The captain ordered the band to play to keep up the spirits of the passengers. It began playing a ragtime tune, but the musicians soon changed to playing hymns.
There were only twenty lifeboats on the huge ocean liner—barely enough for one-third of the passengers and crew. Not even all of them could be lowered. All eighty-five of the ship’s engineers continued to work to keep the ship afloat as long as possible. At the end, many people knelt together in prayer until the waters covered them.
Throughout the mournful evacuation, as loved ones were tearfully separated, the band continued to play. There is some dispute about what they played that night. Several people in the lifeboats heard “Nearer, My God, to Thee.”
One of the passengers traveling on the ship was evangelist John Harper. He put his six-year-old daughter into a lifeboat and then ran through the ship warning others of the danger and talking to them about the eternal destiny of their souls. When he was finally forced to jump into the icy water, he clung to a piece of wreckage and asked another man, “Are you saved?” When the man answered “no,” Harper said to him, “Believe on the Lord Jesus Christ and you will be saved” (quoting Acts 16:31). The man did not respond, and they lost sight of each other. Harper asked the same question again, urging the man to believe in Jesus, and received the same answer again. Harper then slipped beneath the water, never to resurface. The man did put his faith in Jesus Christ and was later rescued by a lifeboat. He testified that he was John Harper’s last convert.
When the Titanic sank early in the morning on this day in 1912, Harper was among the 1,522 people who died. The band went down with the ship. The last hymn they played was “Autumn,” which concludes with this prayer:
Hold me up in mighty waters
Keep my eyes on things above
Righteousness, divine Atonement,
Peace, and everlasting Love.
After the sinking of the ship, relatives and friends of the passengers gathered outside the White Star office in Liverpool, England. As news came in about the passengers, names were placed on one of two lists, “Known to Be Saved” or “Known to be Lost.” The voyage had begun with three classes of passengers, but now it was reduced to only two—saved or lost. John Harper’s name was placed on the list for those “Known to Be Lost,” but it was on the “Saved” list in heaven.
John Harper faced death heroically and without fear because he never lost sight of his passionate purpose in life—to win souls for Christ. Imagine those last horrifying moments aboard the Titanic. If you had been there, what do you think you would have done?
“Perfect love expels all fear…” -1 John 4:18
*Significant Events on April 15th in Church History:
1729: Johann Sebastian Bach produced his St. Matthew Passion for its first and only performance during his lifetime (unless it was also performed in 1727 as some scholars think). The piece is considered his greatest work, possibly the pinnacle of Baroque music because it fused spirituality and art.
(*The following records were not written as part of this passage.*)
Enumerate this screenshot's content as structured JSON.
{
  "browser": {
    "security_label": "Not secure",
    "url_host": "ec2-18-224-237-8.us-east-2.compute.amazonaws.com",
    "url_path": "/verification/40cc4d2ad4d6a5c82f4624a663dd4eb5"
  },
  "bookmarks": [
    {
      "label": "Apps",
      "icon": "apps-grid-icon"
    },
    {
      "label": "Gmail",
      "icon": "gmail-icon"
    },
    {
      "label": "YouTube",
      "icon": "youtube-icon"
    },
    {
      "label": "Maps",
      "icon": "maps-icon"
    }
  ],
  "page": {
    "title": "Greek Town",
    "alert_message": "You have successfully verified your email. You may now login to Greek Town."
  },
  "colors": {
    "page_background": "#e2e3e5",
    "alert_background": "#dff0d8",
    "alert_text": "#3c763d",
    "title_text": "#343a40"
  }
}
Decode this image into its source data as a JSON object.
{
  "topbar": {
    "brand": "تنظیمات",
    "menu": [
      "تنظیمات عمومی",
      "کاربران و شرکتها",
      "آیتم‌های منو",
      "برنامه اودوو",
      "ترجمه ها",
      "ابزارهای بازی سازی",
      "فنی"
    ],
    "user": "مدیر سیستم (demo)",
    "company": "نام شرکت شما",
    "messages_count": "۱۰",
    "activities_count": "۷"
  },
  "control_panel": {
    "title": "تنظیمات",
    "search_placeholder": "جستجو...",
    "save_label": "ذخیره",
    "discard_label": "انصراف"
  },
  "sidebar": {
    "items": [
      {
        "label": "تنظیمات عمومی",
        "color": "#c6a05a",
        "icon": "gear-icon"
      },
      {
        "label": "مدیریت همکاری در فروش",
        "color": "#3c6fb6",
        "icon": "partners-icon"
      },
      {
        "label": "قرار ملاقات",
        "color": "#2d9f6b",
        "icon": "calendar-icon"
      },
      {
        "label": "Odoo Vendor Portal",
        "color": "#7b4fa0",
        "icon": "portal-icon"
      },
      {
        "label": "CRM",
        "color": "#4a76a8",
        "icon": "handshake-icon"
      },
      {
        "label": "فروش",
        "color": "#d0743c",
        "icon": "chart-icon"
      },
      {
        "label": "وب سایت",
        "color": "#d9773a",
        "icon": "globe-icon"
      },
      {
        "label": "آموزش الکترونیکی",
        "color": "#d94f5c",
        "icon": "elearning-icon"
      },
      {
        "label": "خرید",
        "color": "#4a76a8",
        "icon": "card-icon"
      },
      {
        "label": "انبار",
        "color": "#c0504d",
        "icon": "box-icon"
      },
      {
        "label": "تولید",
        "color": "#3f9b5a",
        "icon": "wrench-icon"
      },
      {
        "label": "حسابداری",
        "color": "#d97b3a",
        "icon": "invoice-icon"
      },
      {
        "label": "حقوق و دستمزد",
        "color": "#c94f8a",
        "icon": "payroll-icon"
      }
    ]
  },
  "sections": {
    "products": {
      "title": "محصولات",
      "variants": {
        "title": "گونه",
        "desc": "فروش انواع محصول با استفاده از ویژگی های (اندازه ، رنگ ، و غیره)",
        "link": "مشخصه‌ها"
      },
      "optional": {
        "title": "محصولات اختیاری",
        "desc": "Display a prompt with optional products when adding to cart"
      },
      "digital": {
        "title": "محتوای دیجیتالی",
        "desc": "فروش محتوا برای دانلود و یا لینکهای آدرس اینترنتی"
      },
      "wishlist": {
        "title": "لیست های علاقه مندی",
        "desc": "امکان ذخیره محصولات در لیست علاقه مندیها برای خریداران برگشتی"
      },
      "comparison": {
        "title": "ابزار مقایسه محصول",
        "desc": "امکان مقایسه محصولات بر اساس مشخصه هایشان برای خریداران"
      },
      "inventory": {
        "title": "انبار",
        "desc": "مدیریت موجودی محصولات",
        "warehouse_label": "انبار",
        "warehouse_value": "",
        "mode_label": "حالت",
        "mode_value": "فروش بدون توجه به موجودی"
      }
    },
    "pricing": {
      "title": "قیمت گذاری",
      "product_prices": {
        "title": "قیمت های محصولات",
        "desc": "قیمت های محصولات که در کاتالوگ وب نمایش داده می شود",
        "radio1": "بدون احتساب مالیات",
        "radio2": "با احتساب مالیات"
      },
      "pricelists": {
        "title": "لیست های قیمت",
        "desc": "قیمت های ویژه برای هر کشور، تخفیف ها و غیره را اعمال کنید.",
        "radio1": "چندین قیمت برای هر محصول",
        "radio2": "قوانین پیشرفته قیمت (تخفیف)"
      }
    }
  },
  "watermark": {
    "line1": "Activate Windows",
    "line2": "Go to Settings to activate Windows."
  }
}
Even Nietzche praised it for having the power to convey the gospel afresh to one who had forgotten it.
1958: Dayuma, An Auca woman, was baptized. Her people had killed the missionaries who came to bring them the gospel.
1983: Corrie Ten Boom died on this day, her ninety-first. She protected Jews from the Nazis and was incarcerated in a concentration camp. After the war, she became an internationally known evangelist.
*Adapted from the April 15th entries in This Day In Christian History, edited by A Kenneth Curtis and Daniel Graves, Camp Hill, PA: Christian Publications. And Mike and Sharon Rusten, The One Year Book of Christian History, Carol Stream, IL: Tyndale, 2003.